# ABOUT THIS TASK
Throughout the records below, find each line holding "太难过了" and copy it.

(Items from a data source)
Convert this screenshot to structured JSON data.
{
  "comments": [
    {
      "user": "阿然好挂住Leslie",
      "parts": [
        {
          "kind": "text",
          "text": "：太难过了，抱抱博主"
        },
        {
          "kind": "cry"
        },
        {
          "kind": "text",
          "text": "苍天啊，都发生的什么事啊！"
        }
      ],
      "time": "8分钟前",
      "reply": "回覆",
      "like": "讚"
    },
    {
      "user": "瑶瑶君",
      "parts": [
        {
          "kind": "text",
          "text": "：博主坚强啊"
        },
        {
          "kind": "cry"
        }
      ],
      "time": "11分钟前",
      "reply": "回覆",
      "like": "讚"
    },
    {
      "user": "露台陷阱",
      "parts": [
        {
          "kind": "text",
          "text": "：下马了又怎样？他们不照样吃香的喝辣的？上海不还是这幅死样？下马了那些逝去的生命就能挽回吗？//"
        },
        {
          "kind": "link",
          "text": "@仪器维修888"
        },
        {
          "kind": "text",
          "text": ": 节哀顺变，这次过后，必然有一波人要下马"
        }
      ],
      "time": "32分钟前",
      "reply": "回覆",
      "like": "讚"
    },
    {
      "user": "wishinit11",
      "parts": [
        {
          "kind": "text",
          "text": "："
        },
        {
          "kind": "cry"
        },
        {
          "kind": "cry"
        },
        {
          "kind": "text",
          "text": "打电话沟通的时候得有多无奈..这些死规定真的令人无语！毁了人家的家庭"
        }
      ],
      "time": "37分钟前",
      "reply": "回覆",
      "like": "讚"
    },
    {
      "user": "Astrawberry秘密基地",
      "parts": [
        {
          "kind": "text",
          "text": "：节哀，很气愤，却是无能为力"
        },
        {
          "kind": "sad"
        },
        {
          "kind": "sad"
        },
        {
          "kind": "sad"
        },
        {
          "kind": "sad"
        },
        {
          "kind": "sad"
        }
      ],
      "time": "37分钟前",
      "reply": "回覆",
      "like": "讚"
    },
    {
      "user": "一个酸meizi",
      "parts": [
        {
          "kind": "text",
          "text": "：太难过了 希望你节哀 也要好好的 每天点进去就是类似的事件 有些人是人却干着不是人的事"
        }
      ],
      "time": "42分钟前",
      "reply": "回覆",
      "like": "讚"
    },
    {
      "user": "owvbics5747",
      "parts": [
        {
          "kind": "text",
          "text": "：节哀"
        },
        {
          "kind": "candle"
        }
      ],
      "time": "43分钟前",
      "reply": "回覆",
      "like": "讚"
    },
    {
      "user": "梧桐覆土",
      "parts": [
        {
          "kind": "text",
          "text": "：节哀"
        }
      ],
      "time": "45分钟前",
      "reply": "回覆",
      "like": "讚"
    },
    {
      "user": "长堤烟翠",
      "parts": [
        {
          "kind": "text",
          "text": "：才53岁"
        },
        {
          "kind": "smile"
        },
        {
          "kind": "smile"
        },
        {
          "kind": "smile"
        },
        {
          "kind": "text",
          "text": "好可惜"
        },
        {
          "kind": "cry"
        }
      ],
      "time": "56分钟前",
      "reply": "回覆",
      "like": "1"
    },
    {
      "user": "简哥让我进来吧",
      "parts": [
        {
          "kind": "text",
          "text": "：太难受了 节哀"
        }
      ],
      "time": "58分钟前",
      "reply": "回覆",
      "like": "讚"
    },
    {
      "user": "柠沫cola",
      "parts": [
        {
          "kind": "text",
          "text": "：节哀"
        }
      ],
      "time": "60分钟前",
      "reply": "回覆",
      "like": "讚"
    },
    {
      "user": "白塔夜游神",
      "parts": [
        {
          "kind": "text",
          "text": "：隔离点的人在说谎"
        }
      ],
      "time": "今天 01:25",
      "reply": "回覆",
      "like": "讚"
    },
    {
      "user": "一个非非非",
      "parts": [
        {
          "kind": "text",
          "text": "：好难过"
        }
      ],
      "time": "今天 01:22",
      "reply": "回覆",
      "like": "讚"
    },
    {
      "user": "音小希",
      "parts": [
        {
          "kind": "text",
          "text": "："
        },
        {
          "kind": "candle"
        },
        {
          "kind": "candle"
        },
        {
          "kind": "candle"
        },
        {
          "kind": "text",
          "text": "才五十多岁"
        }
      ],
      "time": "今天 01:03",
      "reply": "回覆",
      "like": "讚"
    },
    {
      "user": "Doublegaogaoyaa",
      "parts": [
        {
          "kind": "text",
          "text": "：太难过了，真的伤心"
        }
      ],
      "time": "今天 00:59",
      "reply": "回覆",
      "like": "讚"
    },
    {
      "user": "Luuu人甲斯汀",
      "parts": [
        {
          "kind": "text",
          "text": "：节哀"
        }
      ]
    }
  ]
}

# TASK RESULT
          "text": "：太难过了，抱抱博主"
          "text": "：太难过了 希望你节哀 也要好好的 每天点进去就是类似的事件 有些人是人却干着不是人的事"
          "text": "：太难过了，真的伤心"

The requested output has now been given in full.